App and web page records
+++
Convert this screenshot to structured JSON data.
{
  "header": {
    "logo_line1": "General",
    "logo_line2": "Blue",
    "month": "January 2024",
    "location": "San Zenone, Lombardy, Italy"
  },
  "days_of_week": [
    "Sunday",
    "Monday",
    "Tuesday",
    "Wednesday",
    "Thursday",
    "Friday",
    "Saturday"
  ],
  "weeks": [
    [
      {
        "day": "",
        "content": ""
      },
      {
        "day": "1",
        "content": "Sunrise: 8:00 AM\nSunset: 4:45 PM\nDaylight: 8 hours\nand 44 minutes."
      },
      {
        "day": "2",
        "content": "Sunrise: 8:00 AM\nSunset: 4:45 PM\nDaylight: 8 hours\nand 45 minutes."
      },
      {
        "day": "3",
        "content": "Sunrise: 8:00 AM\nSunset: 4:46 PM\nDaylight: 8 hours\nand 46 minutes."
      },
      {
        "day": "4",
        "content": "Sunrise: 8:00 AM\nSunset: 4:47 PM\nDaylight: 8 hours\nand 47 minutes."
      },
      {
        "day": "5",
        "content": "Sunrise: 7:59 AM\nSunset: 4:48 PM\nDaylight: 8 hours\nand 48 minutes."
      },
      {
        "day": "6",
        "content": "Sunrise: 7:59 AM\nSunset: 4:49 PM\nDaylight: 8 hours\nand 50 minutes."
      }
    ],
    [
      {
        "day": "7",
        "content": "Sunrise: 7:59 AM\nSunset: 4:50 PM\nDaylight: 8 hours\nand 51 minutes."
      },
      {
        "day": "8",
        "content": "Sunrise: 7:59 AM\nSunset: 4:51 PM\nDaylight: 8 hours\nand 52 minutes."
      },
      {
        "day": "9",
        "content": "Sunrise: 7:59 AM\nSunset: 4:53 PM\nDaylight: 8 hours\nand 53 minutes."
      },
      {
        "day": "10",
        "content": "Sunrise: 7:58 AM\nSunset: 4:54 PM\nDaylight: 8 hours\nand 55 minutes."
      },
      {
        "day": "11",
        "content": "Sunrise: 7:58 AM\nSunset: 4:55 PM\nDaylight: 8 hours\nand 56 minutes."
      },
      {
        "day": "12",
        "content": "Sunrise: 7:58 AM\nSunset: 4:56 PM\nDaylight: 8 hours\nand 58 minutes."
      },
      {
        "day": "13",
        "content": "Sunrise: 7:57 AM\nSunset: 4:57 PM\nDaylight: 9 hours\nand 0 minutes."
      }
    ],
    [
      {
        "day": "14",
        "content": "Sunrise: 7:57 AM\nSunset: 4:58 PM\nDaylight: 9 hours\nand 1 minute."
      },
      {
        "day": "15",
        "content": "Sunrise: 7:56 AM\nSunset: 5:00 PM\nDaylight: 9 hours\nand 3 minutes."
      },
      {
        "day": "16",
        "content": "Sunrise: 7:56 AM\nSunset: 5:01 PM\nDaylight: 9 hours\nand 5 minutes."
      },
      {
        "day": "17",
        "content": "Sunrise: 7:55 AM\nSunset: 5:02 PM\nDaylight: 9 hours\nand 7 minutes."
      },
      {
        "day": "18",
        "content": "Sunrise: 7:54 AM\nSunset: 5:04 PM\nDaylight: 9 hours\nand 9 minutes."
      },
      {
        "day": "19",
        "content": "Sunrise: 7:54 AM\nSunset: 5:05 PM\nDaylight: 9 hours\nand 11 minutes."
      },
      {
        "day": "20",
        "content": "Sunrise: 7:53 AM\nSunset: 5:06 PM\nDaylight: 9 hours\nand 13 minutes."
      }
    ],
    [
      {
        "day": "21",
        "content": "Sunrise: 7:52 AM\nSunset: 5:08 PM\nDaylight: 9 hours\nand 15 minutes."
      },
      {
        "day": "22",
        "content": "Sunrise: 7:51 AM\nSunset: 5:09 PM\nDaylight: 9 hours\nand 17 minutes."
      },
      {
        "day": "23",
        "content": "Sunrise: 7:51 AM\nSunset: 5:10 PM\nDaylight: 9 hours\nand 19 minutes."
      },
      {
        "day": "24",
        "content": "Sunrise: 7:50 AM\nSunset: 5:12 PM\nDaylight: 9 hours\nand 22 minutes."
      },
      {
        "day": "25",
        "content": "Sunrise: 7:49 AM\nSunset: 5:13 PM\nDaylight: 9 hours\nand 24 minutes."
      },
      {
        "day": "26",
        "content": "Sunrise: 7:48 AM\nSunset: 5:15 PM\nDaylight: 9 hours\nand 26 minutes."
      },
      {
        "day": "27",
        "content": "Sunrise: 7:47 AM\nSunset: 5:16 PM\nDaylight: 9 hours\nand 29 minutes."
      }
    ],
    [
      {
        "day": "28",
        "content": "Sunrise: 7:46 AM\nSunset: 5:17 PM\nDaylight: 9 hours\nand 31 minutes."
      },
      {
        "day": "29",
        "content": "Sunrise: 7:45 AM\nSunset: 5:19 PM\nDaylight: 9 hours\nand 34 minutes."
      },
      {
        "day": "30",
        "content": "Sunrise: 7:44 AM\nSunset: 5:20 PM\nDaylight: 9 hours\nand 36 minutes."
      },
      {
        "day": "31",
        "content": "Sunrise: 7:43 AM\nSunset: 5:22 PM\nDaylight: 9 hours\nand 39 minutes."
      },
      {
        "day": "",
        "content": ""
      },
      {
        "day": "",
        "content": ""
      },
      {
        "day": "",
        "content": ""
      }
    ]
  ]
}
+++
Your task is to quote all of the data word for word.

EXERCISE ANSWER.
Convert this screenshot to structured JSON data.
{
  "header": {
    "logo_line1": "General",
    "logo_line2": "Blue",
    "month": "January 2024",
    "location": "San Zenone, Lombardy, Italy"
  },
  "days_of_week": [
    "Sunday",
    "Monday",
    "Tuesday",
    "Wednesday",
    "Thursday",
    "Friday",
    "Saturday"
  ],
  "weeks": [
    [
      {
        "day": "",
        "content": ""
      },
      {
        "day": "1",
        "content": "Sunrise: 8:00 AM\nSunset: 4:45 PM\nDaylight: 8 hours\nand 44 minutes."
      },
      {
        "day": "2",
        "content": "Sunrise: 8:00 AM\nSunset: 4:45 PM\nDaylight: 8 hours\nand 45 minutes."
      },
      {
        "day": "3",
        "content": "Sunrise: 8:00 AM\nSunset: 4:46 PM\nDaylight: 8 hours\nand 46 minutes."
      },
      {
        "day": "4",
        "content": "Sunrise: 8:00 AM\nSunset: 4:47 PM\nDaylight: 8 hours\nand 47 minutes."
      },
      {
        "day": "5",
        "content": "Sunrise: 7:59 AM\nSunset: 4:48 PM\nDaylight: 8 hours\nand 48 minutes."
      },
      {
        "day": "6",
        "content": "Sunrise: 7:59 AM\nSunset: 4:49 PM\nDaylight: 8 hours\nand 50 minutes."
      }
    ],
    [
      {
        "day": "7",
        "content": "Sunrise: 7:59 AM\nSunset: 4:50 PM\nDaylight: 8 hours\nand 51 minutes."
      },
      {
        "day": "8",
        "content": "Sunrise: 7:59 AM\nSunset: 4:51 PM\nDaylight: 8 hours\nand 52 minutes."
      },
      {
        "day": "9",
        "content": "Sunrise: 7:59 AM\nSunset: 4:53 PM\nDaylight: 8 hours\nand 53 minutes."
      },
      {
        "day": "10",
        "content": "Sunrise: 7:58 AM\nSunset: 4:54 PM\nDaylight: 8 hours\nand 55 minutes."
      },
      {
        "day": "11",
        "content": "Sunrise: 7:58 AM\nSunset: 4:55 PM\nDaylight: 8 hours\nand 56 minutes."
      },
      {
        "day": "12",
        "content": "Sunrise: 7:58 AM\nSunset: 4:56 PM\nDaylight: 8 hours\nand 58 minutes."
      },
      {
        "day": "13",
        "content": "Sunrise: 7:57 AM\nSunset: 4:57 PM\nDaylight: 9 hours\nand 0 minutes."
      }
    ],
    [
      {
        "day": "14",
        "content": "Sunrise: 7:57 AM\nSunset: 4:58 PM\nDaylight: 9 hours\nand 1 minute."
      },
      {
        "day": "15",
        "content": "Sunrise: 7:56 AM\nSunset: 5:00 PM\nDaylight: 9 hours\nand 3 minutes."
      },
      {
        "day": "16",
        "content": "Sunrise: 7:56 AM\nSunset: 5:01 PM\nDaylight: 9 hours\nand 5 minutes."
      },
      {
        "day": "17",
        "content": "Sunrise: 7:55 AM\nSunset: 5:02 PM\nDaylight: 9 hours\nand 7 minutes."
      },
      {
        "day": "18",
        "content": "Sunrise: 7:54 AM\nSunset: 5:04 PM\nDaylight: 9 hours\nand 9 minutes."
      },
      {
        "day": "19",
        "content": "Sunrise: 7:54 AM\nSunset: 5:05 PM\nDaylight: 9 hours\nand 11 minutes."
      },
      {
        "day": "20",
        "content": "Sunrise: 7:53 AM\nSunset: 5:06 PM\nDaylight: 9 hours\nand 13 minutes."
      }
    ],
    [
      {
        "day": "21",
        "content": "Sunrise: 7:52 AM\nSunset: 5:08 PM\nDaylight: 9 hours\nand 15 minutes."
      },
      {
        "day": "22",
        "content": "Sunrise: 7:51 AM\nSunset: 5:09 PM\nDaylight: 9 hours\nand 17 minutes."
      },
      {
        "day": "23",
        "content": "Sunrise: 7:51 AM\nSunset: 5:10 PM\nDaylight: 9 hours\nand 19 minutes."
      },
      {
        "day": "24",
        "content": "Sunrise: 7:50 AM\nSunset: 5:12 PM\nDaylight: 9 hours\nand 22 minutes."
      },
      {
        "day": "25",
        "content": "Sunrise: 7:49 AM\nSunset: 5:13 PM\nDaylight: 9 hours\nand 24 minutes."
      },
      {
        "day": "26",
        "content": "Sunrise: 7:48 AM\nSunset: 5:15 PM\nDaylight: 9 hours\nand 26 minutes."
      },
      {
        "day": "27",
        "content": "Sunrise: 7:47 AM\nSunset: 5:16 PM\nDaylight: 9 hours\nand 29 minutes."
      }
    ],
    [
      {
        "day": "28",
        "content": "Sunrise: 7:46 AM\nSunset: 5:17 PM\nDaylight: 9 hours\nand 31 minutes."
      },
      {
        "day": "29",
        "content": "Sunrise: 7:45 AM\nSunset: 5:19 PM\nDaylight: 9 hours\nand 34 minutes."
      },
      {
        "day": "30",
        "content": "Sunrise: 7:44 AM\nSunset: 5:20 PM\nDaylight: 9 hours\nand 36 minutes."
      },
      {
        "day": "31",
        "content": "Sunrise: 7:43 AM\nSunset: 5:22 PM\nDaylight: 9 hours\nand 39 minutes."
      },
      {
        "day": "",
        "content": ""
      },
      {
        "day": "",
        "content": ""
      },
      {
        "day": "",
        "content": ""
      }
    ]
  ]
}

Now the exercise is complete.